Find the lines in these entries that include the word "Wafers" and state how many there are, with no other words.

• RECORDS FOR PROCESSING:
-------

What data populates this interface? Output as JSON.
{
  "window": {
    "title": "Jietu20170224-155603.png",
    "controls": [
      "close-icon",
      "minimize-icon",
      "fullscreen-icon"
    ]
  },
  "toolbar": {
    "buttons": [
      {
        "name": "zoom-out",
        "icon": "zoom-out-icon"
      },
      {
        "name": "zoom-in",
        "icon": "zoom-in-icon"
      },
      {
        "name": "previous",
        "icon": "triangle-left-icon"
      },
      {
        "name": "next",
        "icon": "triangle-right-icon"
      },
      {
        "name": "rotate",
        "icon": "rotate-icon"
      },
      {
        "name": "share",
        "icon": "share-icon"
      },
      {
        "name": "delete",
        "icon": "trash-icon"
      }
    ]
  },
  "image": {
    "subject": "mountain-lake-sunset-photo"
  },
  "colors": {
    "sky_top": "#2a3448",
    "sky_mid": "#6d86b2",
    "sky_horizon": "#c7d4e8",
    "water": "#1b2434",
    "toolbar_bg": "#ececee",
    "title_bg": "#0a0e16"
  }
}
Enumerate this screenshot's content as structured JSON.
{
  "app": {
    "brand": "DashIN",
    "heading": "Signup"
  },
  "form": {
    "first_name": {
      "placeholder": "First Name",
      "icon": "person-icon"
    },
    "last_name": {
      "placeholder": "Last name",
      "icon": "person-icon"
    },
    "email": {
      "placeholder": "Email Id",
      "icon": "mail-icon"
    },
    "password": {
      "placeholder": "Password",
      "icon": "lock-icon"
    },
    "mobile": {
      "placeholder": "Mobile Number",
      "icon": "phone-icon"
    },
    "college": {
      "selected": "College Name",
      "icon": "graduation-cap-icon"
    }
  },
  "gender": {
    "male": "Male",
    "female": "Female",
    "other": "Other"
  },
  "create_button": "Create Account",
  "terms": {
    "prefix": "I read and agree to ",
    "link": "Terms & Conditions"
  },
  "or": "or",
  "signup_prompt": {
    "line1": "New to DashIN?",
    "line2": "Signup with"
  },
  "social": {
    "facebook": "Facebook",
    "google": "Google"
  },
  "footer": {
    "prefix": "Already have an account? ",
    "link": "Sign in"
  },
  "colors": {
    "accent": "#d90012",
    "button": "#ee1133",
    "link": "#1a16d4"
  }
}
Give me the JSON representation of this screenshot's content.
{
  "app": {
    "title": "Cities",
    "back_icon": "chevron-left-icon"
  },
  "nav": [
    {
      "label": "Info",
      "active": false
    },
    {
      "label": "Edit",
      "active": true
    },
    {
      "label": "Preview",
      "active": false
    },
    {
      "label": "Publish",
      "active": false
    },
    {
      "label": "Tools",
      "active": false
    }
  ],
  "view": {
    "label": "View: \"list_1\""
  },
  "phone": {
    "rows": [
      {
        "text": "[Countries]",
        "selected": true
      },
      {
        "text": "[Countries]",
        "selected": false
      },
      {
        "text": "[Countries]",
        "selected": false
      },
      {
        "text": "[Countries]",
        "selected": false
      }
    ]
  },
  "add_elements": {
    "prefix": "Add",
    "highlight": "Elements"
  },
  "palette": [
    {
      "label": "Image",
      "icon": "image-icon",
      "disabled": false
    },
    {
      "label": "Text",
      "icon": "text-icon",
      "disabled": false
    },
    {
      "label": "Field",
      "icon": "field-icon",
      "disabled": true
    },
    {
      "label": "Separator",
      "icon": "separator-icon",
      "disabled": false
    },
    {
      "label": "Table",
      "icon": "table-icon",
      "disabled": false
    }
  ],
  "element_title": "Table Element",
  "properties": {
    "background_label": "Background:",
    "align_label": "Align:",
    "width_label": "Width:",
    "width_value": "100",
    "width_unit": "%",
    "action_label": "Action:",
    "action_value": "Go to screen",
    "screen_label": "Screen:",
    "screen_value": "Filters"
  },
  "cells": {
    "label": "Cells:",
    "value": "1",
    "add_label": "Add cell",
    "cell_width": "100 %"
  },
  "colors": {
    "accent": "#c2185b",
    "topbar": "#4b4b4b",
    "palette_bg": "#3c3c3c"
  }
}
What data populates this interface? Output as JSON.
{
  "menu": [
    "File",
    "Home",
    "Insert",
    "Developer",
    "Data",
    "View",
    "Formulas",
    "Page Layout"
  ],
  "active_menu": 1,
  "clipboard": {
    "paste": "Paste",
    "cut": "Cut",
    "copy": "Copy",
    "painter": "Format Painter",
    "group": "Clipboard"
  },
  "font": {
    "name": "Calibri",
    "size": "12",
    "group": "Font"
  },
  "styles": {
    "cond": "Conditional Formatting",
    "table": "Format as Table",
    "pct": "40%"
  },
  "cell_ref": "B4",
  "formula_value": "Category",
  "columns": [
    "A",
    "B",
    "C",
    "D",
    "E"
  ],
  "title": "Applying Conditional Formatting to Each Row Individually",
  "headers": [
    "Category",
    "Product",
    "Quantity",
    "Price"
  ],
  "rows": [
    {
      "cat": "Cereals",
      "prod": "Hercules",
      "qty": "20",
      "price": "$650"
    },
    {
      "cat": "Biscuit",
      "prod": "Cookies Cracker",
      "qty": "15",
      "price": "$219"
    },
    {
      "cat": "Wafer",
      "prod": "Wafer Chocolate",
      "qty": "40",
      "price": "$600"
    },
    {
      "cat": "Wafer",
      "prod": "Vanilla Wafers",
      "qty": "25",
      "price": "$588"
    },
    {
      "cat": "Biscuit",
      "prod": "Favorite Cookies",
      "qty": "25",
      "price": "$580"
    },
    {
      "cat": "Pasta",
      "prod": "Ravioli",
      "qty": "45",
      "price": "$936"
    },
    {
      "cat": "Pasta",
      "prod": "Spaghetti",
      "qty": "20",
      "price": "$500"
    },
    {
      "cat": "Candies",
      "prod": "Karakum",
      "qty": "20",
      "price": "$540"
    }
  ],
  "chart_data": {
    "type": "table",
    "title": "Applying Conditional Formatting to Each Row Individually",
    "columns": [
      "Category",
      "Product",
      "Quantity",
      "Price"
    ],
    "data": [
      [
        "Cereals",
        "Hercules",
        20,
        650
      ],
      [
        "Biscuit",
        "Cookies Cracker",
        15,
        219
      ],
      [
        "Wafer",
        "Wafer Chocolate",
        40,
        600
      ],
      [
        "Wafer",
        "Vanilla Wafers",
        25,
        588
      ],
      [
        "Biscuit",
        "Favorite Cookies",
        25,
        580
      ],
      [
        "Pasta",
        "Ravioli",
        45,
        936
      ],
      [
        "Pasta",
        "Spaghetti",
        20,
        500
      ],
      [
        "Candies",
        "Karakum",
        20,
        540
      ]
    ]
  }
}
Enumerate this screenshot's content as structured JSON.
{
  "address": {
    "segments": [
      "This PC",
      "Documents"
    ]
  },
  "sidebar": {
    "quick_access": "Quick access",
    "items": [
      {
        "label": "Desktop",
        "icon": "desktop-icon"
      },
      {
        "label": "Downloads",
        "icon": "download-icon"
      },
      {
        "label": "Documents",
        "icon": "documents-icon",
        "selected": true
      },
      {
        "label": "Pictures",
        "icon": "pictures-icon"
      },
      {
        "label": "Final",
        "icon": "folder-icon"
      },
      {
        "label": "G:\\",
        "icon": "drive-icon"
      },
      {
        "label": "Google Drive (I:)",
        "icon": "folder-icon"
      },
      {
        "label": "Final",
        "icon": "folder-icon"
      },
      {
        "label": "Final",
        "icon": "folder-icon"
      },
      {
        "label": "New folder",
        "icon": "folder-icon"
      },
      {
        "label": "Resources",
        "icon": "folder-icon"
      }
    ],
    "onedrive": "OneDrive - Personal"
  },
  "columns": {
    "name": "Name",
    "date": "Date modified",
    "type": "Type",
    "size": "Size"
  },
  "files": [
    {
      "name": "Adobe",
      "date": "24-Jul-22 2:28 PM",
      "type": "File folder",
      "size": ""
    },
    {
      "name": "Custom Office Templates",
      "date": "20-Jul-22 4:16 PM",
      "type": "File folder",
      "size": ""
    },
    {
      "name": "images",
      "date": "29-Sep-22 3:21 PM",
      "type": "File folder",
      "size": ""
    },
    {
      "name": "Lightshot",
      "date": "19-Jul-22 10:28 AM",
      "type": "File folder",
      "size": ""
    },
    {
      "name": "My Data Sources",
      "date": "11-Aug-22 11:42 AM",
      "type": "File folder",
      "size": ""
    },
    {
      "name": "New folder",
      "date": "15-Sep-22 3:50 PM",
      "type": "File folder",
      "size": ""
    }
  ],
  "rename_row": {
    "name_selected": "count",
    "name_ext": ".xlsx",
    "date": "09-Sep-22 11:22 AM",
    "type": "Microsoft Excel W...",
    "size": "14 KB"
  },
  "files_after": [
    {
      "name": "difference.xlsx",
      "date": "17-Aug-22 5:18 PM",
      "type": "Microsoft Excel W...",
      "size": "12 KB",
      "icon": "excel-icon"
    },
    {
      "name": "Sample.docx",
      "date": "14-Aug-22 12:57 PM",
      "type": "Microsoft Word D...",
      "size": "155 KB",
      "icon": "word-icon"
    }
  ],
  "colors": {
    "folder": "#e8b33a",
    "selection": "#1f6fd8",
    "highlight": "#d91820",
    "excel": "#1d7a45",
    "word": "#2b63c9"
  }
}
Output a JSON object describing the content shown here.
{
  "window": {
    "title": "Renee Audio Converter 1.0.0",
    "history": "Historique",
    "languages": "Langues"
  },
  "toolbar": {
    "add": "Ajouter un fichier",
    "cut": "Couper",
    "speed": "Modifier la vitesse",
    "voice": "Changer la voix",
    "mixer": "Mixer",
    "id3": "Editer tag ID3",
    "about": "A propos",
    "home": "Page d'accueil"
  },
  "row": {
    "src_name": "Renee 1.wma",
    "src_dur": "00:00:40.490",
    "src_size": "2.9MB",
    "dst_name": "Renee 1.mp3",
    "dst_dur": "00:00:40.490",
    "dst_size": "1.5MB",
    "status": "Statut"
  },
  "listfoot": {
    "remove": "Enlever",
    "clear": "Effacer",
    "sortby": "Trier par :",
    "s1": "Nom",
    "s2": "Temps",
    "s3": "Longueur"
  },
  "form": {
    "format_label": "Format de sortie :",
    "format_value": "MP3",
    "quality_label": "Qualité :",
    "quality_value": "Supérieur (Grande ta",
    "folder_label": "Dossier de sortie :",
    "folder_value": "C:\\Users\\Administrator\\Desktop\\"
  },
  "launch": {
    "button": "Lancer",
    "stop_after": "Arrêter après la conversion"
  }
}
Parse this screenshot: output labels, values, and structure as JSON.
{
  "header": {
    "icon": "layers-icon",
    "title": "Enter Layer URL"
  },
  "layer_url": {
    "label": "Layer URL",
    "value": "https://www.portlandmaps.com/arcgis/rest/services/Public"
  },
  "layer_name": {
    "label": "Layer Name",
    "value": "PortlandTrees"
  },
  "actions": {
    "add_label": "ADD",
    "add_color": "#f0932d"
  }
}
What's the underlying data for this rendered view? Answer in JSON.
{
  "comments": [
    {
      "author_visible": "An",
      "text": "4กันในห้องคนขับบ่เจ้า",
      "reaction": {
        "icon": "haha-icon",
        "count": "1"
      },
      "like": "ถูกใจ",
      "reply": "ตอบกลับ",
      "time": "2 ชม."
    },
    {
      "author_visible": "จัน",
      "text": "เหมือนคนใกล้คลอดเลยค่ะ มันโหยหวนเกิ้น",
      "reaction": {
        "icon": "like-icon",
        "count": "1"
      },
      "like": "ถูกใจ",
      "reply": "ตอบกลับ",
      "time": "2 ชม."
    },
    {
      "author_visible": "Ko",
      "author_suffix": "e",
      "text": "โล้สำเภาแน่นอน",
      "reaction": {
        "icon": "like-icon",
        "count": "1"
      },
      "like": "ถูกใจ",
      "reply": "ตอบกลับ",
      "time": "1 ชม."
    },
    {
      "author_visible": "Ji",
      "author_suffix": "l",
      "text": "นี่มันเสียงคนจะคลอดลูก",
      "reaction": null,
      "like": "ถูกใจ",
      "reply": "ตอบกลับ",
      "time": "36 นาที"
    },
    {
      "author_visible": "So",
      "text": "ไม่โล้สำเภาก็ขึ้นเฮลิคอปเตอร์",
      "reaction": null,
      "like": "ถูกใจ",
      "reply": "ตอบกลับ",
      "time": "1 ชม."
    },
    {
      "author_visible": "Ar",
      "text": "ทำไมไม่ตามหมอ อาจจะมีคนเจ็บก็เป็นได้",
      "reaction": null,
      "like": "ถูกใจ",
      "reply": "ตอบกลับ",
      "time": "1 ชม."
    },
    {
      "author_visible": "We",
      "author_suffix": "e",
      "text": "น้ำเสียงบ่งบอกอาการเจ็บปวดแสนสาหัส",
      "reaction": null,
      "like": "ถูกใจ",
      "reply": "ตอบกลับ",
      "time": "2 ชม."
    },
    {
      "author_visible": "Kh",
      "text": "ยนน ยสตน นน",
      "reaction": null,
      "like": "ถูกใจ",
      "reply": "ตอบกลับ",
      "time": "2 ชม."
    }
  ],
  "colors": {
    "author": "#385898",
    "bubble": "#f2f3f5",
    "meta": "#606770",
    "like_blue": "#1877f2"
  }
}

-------

• EXERCISE OUTPUT:
2